Linguaculture, Volume 7, Number 2, 2016

Issue Editor: Teodora Ghivirigă
 
TABLE OF CONTENTS
 
 
Teodora Ghivirigă
 
Lance Hewson
University of Geneva, Switzerland

Abstract & Keywords

The first part of this paper looks at how creativity has been explored in writings in the field of translation studies. It examines the stages in creative translation and investigates the creative process. The second part of the paper looks at how creativity can be exploited in the translation class by concentrating in particular on the liberating role of intralingual and interlingual paraphrase, while considering the various constraints operating on the selection of the optimal target text.
Keywords: conscious and semi-automatic translation, translation difficulties, intralingual and interlingual paraphrase, translational norms, translator training
 
Adriano Ferraresi
University of Bologna, Italy

Abstract & Keywords

This contribution focuses on didactic applications of intermodal corpora, i.e. corpora featuring interpreted and translated language. It relies on EPTIC, a multiple-translation and intermodal parallel corpus containing EU Parliament plenary speeches in Italian and English. The peculiar nature of EPTIC allows the investigation of a set of translational alternatives which are distinguished by modality- and task-based constraints (written vs. oral, translated vs. interpreted). To exemplify the potential of such corpus evidence, teaching activities focusing on collocations are proposed that encourage students to reflect on the decision-making processes involved in the slower-paced, reflective task of translation, vs. the faster, more automatic one of interpreting. A method is also described that can facilitate the selection of relevant didactic examples.
Keywords: multiple translation corpora, intermodal corpora, collocations, corpus-based teaching materials
 
Sorina Postolea, Teodora Ghivirigă
Alexandru Ioan Cuza University of Iasi, Romania

Abstract & Keywords

The research devoted to special languages as well as the activities carried out in specialized translation classes tend to focus primarily on one-word or multi-word terminological units. However, a very important part in the making of specialist registers and texts is played by specialised collocations, i.e. relatively stable word combinations that do not designate concepts but are nevertheless of frequent use in a given field of activity. This is why helping students acquire competences relative to the identification and processing of collocations should become an important objective in specialised translation classes. An easily accessible and dependable resource that may be successfully used to this purpose is represented by corpora and corpus analysis tools, whose usefulness in translator training has been highlighted by numerous studies. This article proposes a series of practical, task-based activities—developed with the help of a small-size parallel corpus of specialised texts—that aim to raise the translation trainees’ awareness of the collocations present in specialised texts and to provide suggestions about their processing in translation.
Keywords: collocation, phraseology, specialised translation, translator training, parallel corpora, classroom activities for translators, translation pedagogy
 
Sigita Rackevičienė, Giedrė Valūnaitė Oleškevičienė, Gabrielė Galkutė
Mykolas Romeris University, Vilnius, Lithuania

Abstract & Keywords

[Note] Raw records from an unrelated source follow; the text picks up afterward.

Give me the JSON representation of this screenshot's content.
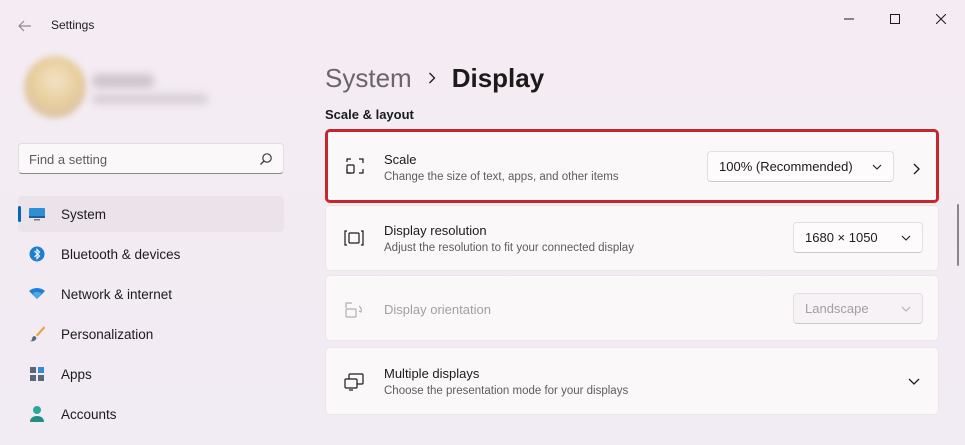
{
  "window": {
    "title": "Settings"
  },
  "sidebar": {
    "search_placeholder": "Find a setting",
    "items": [
      {
        "label": "System",
        "icon": "monitor-icon",
        "active": true
      },
      {
        "label": "Bluetooth & devices",
        "icon": "bluetooth-icon",
        "active": false
      },
      {
        "label": "Network & internet",
        "icon": "wifi-icon",
        "active": false
      },
      {
        "label": "Personalization",
        "icon": "brush-icon",
        "active": false
      },
      {
        "label": "Apps",
        "icon": "apps-icon",
        "active": false
      },
      {
        "label": "Accounts",
        "icon": "person-icon",
        "active": false
      }
    ]
  },
  "header": {
    "parent": "System",
    "current": "Display"
  },
  "section": {
    "title": "Scale & layout"
  },
  "cards": {
    "scale": {
      "title": "Scale",
      "desc": "Change the size of text, apps, and other items",
      "value": "100% (Recommended)"
    },
    "resolution": {
      "title": "Display resolution",
      "desc": "Adjust the resolution to fit your connected display",
      "value": "1680 × 1050"
    },
    "orientation": {
      "title": "Display orientation",
      "value": "Landscape",
      "disabled": true
    },
    "multiple": {
      "title": "Multiple displays",
      "desc": "Choose the presentation mode for your displays"
    }
  },
  "colors": {
    "accent": "#0067c0",
    "highlight": "#c4272e"
  }
}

Prompted by globalization and the importance of international communication in the legal sphere, legal language acquires an increasing importance. Contract law draws special attention in the EU and worldwide, and raises a demand for harmonization of the legal terminology of different languages and legal systems. Contracts in Anglo-Saxon and Lithuanian law have similar basic elements; however, they also contain significant differences which are determined by the regulations of the legal systems in which contracts are formed. The terminology used in the contracts also presents important peculiarities. The article focuses on the terminology of lease and tenancy agreements and provides results of the contrastive semantic analysis, the aim of which is to establish the degree of equivalence of the collected English terms and their Lithuanian counterparts. All investigated English terms have synonyms, which makes the task even more complex, as most of such synonyms have certain semantic differences and may be used interchangeably only in certain contexts. The findings of the research are believed to be valuable to legal translators, as well as compilers of legal dictionaries and databases.
Keywords: legal terminology, legal concepts, lease and tenancy agreements, contrastive analysis, equivalence